Once you’ve done that, lightly brush the cartridges on the swing arms carefully with a light brush. This will help to get rid of any dust that’s accumulated due to dust being picked up from record vinyl and static build up over time.
In the past I have noticed that there’s been thick chunks of fluff behind the needle, and resolved it by quickly using air compressed can or blowing into the cartridge where the needles sit.
Once you’re done, sit the needles back into place, test out your needles to see if they are playing the music correctly. Then you’re done. If the needles are still muffled in sound double check you’ve cleaned the cartridges thoroughly.
Slipmats are next to clean. I never used to think about cleaning slipmats to be honest, but it can really help reduce the amount of dust collected by the needle and also dust that sticks to the record vinyls when put away back into the sleeves.
Using a cloth, dampen it slightly, and then apply it lightly to the slipmats to get rid of the dust and excess fluff. In the worst case scenario get your trusty handheld vacuum cleaner brush and sweep away while vacuuming the dust.
The platter underneath the slipmats can some times get some dust underneath it so wiping down the surface and vacuuming underneath will help maintain the turntables functionality. Some people advise online to use Isopropyl alcohol to wipe down the turntable platter surface too, this helps to displace and evaporate any water residue left over.
Cleaning Your DVS Control Record Vinyls
As part of cleaning your turntables, it’s really important to look after your control vinyls too. I use the control vinyls at home a lot still to practice my mixes.
After a while dust, sweat and other messy grime can build up on the vinyls. More to the point is that vinyls don’t always sound so great if you haven’t cleaned them. Therefore this can impact the sound and calibration to the DJ software due to the lack of signal quality.
So here’s a simple process that I use to clean my control vinyls.
Apply some small globules of light soapy water or blue cleaning fluid (you can buy this at online DJ shops or Amazon).
Press play on the turntable and then use a damp absorbent cloth to wipe the control vinyl while it’s spinning the control vinyl. This will get most of the dirt that’s wedged into the micro grooves of the vinyl.

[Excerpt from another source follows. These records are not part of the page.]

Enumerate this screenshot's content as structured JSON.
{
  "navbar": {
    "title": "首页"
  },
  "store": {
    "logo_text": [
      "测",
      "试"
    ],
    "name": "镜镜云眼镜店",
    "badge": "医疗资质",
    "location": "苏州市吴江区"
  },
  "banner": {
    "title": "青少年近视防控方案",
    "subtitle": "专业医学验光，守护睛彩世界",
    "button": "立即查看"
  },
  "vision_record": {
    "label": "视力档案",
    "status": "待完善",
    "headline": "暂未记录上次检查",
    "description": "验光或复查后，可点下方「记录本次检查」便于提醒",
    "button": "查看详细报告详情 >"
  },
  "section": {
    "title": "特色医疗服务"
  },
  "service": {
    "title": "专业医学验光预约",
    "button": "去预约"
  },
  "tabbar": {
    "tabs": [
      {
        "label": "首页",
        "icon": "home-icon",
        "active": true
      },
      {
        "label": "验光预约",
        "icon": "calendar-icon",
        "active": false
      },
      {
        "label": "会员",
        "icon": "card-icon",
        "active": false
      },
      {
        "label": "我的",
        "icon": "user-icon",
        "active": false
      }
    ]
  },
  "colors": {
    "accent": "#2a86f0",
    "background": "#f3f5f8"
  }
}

Once you’ve done that, use a microfibre cloth, similar to what you use for a modern day smart phone. Wipe the vinyl in the same manner as in step 2) to grab any remain loose dust. You can also use a vinyl brush if you already have one, but a microfibre brush will do the same job.
Test out your vinyl to check the difference in quality. If the sound is not that great still, repeat the process until you’ve got your control vinyls back in business.
Cleaning Your DJ Laptop
Cleaning the keyword is firstly where I start when looking after my MacBook Pro. It’s worth a lot so I make sure I look after it after each DJ set I play.
Turn your laptop off, open up the screen and use a can of compressed air to blast out any loose dirt and bits. The other way I do this is by turn the laptop upside down and lightly shaking it to remove the remaining dirt.
Use a brush extension on a hand held vacuum cleaner to suck up any left over dust or dirt on the keyboard. Make sure the brush extension has soft bristles so you don’t scratch the keyboard and its surfaces.
Use a damp microfibre cloth or soft cloth with a screen cleaning solution. Some people say that water and white vinegar solution does the same job, but I’m yet to try this out.
Apply the cloth gently to the screen to remove any remaining dust or smudges. Do that until you’ve got rid of all the dirt and the screen is super clear again. Then you’re ready to start using your DJ software again.
Lastly you can wipe the outside of your laptop to keep it clean.
Some DJ’s I’ve seen use a laptop protector to save the laptop from damage, scratching and also dirt too. I also have a protective carry case to protect and keep the MacBook Pro clean for transporting it around to different DJ gigs.